Exact repetition, pictures omitted: give every record below again.

(Data supplied)

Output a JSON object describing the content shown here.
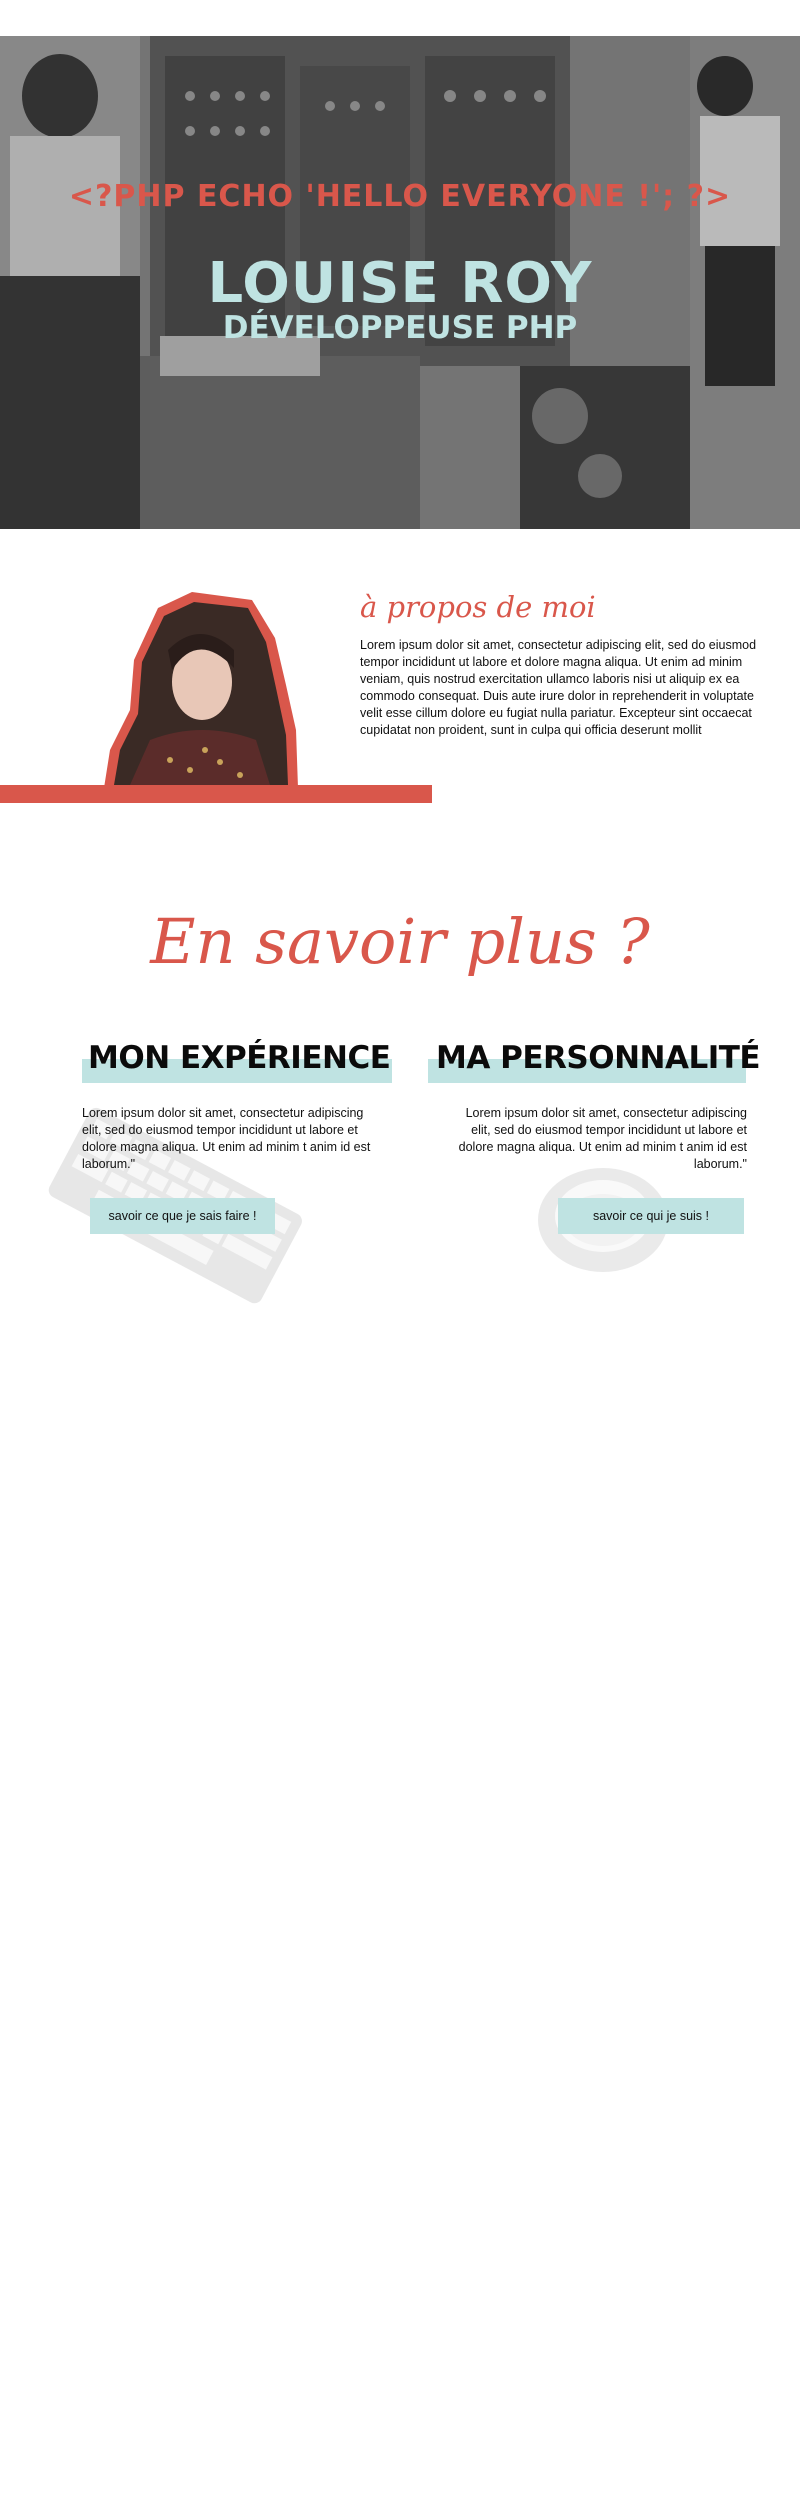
{
  "hero": {
    "code_line": "<?PHP ECHO 'HELLO EVERYONE !'; ?>",
    "name": "LOUISE ROY",
    "role": "DÉVELOPPEUSE PHP"
  },
  "about": {
    "title": "à propos de moi",
    "text": "Lorem ipsum dolor sit amet, consectetur adipiscing elit, sed do eiusmod tempor incididunt ut labore et dolore magna aliqua. Ut enim ad minim veniam, quis nostrud exercitation ullamco laboris nisi ut aliquip ex ea commodo consequat. Duis aute irure dolor in reprehenderit in voluptate velit esse cillum dolore eu fugiat nulla pariatur. Excepteur sint occaecat cupidatat non proident, sunt in culpa qui officia deserunt mollit"
  },
  "more": {
    "title": "En savoir plus ?",
    "experience": {
      "heading": "MON EXPÉRIENCE",
      "text": "Lorem ipsum dolor sit amet, consectetur adipiscing elit, sed do eiusmod tempor incididunt ut labore et dolore magna aliqua. Ut enim ad minim t anim id est laborum.\"",
      "button": "savoir ce que je sais faire !"
    },
    "personality": {
      "heading": "MA PERSONNALITÉ",
      "text": "Lorem ipsum dolor sit amet, consectetur adipiscing elit, sed do eiusmod tempor incididunt ut labore et dolore magna aliqua. Ut enim ad minim t anim id est laborum.\"",
      "button": "savoir ce qui je suis !"
    }
  },
  "colors": {
    "accent_red": "#d9574b",
    "accent_teal": "#bfe3e2"
  }
}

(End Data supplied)

* **Answer to this problem**:
Output a JSON object describing the content shown here.
{
  "hero": {
    "code_line": "<?PHP ECHO 'HELLO EVERYONE !'; ?>",
    "name": "LOUISE ROY",
    "role": "DÉVELOPPEUSE PHP"
  },
  "about": {
    "title": "à propos de moi",
    "text": "Lorem ipsum dolor sit amet, consectetur adipiscing elit, sed do eiusmod tempor incididunt ut labore et dolore magna aliqua. Ut enim ad minim veniam, quis nostrud exercitation ullamco laboris nisi ut aliquip ex ea commodo consequat. Duis aute irure dolor in reprehenderit in voluptate velit esse cillum dolore eu fugiat nulla pariatur. Excepteur sint occaecat cupidatat non proident, sunt in culpa qui officia deserunt mollit"
  },
  "more": {
    "title": "En savoir plus ?",
    "experience": {
      "heading": "MON EXPÉRIENCE",
      "text": "Lorem ipsum dolor sit amet, consectetur adipiscing elit, sed do eiusmod tempor incididunt ut labore et dolore magna aliqua. Ut enim ad minim t anim id est laborum.\"",
      "button": "savoir ce que je sais faire !"
    },
    "personality": {
      "heading": "MA PERSONNALITÉ",
      "text": "Lorem ipsum dolor sit amet, consectetur adipiscing elit, sed do eiusmod tempor incididunt ut labore et dolore magna aliqua. Ut enim ad minim t anim id est laborum.\"",
      "button": "savoir ce qui je suis !"
    }
  },
  "colors": {
    "accent_red": "#d9574b",
    "accent_teal": "#bfe3e2"
  }
}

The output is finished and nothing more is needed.